──────── EXERCISE INPUT

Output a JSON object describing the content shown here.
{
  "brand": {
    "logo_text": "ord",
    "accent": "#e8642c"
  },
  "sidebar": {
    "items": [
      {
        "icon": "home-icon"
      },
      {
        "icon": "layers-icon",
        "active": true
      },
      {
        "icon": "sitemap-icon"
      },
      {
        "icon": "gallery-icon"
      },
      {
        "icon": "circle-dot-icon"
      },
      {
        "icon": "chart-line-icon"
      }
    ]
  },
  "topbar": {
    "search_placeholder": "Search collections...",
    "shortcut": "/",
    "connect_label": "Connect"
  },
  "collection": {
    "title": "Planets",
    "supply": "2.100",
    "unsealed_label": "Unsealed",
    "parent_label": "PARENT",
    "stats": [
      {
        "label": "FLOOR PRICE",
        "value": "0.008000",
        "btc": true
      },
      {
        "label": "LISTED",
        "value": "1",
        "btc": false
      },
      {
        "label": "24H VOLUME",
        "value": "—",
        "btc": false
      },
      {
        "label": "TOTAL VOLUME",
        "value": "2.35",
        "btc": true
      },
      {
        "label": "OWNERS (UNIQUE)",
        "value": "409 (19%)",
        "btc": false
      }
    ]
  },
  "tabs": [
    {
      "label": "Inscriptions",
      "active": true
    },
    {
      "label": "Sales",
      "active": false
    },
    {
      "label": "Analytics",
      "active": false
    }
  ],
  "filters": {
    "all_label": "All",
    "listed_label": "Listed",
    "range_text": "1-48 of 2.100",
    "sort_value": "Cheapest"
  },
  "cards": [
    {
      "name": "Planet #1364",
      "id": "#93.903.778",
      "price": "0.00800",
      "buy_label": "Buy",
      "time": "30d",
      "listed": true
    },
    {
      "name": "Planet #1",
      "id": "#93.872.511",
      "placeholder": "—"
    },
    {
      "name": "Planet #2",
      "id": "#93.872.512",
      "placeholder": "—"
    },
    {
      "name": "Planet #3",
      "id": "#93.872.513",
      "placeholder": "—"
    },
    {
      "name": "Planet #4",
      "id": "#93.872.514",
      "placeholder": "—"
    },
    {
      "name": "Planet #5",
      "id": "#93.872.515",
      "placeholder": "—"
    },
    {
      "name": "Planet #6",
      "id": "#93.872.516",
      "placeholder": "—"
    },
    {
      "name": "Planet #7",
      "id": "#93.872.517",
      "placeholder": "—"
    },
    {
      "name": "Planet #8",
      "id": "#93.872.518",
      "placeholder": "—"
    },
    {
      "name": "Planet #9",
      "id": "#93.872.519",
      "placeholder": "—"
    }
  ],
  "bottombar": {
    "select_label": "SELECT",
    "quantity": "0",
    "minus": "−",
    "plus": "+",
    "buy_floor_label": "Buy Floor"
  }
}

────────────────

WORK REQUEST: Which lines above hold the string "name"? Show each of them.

RESPONSE TO THE EXERCISE:
      "name": "Planet #1364",
      "name": "Planet #1",
      "name": "Planet #2",
      "name": "Planet #3",
      "name": "Planet #4",
      "name": "Planet #5",
      "name": "Planet #6",
      "name": "Planet #7",
      "name": "Planet #8",
      "name": "Planet #9",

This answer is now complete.